On Wednesday, the Second Chamber of Mexico’s Supreme Court ruled in favor of a mother and her son who uses cannabis to treat spasms associated with West Syndrome, a rare epileptic disease. This decision obligates the Executive branch and the Ministry of Health to enact and implement regulations for the medical use of cannabis within 180 days.
In Mexico, the medical use of cannabis was actually approved through modifications to the country’s General Health Law back in June 2017. However, more than two years later, the country still lacks regulations and, as a result, patients and their family members still lack consistent, cost-effective access to medication.
Following Wednesday’s ruling, Luisa Conesa Labastida, the attorney who represented the family before the Supreme Court, indicated that if the Executive branch fails to comply with the ruling, it will be subject to legal punishment.
Jorge Javier Romero Vadillo, a researcher at the Metropolitan Autonomous University in Xochimilco, signaled that though the suit was filed on behalf of Margarita Sánchez Garfias, and her son, Carlos, who used to have hundreds of seizures per day at the peak of his illness, the decision extends to the entire populace. The ruling, he noted, also puts more pressure on Mexican lawmakers, who are already at work on policy for medical and adult use.

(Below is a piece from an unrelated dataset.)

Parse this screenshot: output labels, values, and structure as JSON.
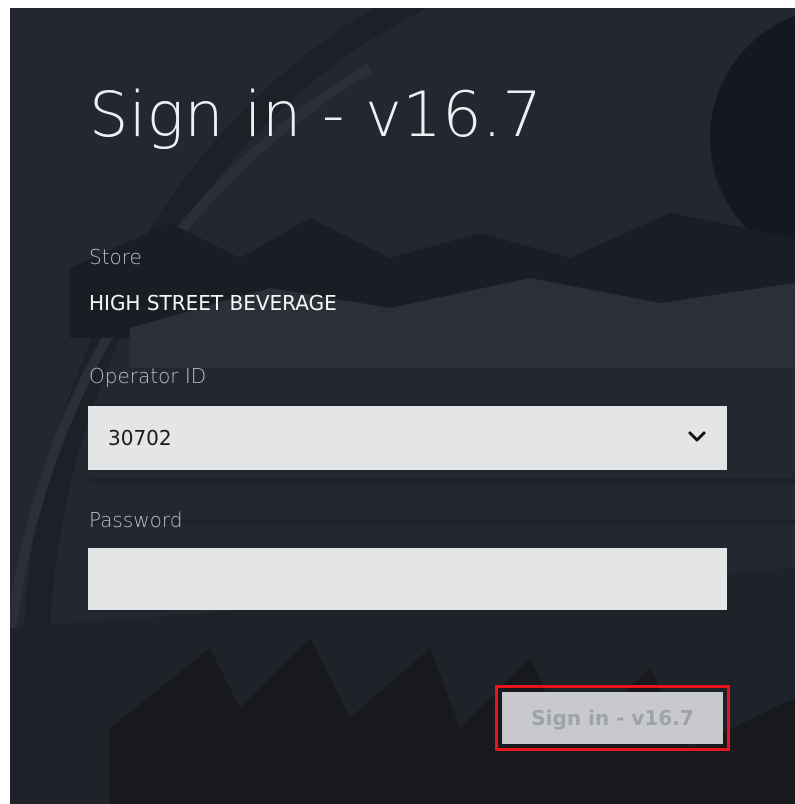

(The Senate hosted a series of roundtable discussions on the subject of adult use this week, giving citizens an opportunity to weigh in in person. It is also taking feedback through a special portal online. At one of the Monday sessions, Miguel Ángel Mancera, who coordinates senators who are members of the Party of the Democratic Revolution (PRD), confirmed that lawmakers will resume their discussion on cannabis during the next regular session, which starts on September 1.)
On Thursday, the Mexican government issued a statement, indicating that the Ministry of Health and the Federal Commission for the Protection against Sanitary Risks (COFEPRIS) will fully comply with the ruling and has already taken steps to ensure that Carlos, whose mother is currently illegally cultivating two plots of cannabis to supply his medicine, “is provided with the comprehensive medical treatment required,” in “absolute respect for the human right to health.”
On the day of the hearing, the nonprofit Mexico United Against Crime (MUCD) issued a statement, in which its drug policy director, Tania Ramírez, underscores the role of civil society in the process of legalizing cannabis. According to Ramírez, it is “only through the use of judicial channels have we been able to make the damages of the prohibition visible and achieve important advances like the extension of rights.”
MUCD currently heads the #CannabisConPermiso (#CannabisWithPermission) campaign, which seeks to accelerate legislative change to regulate all cannabis use.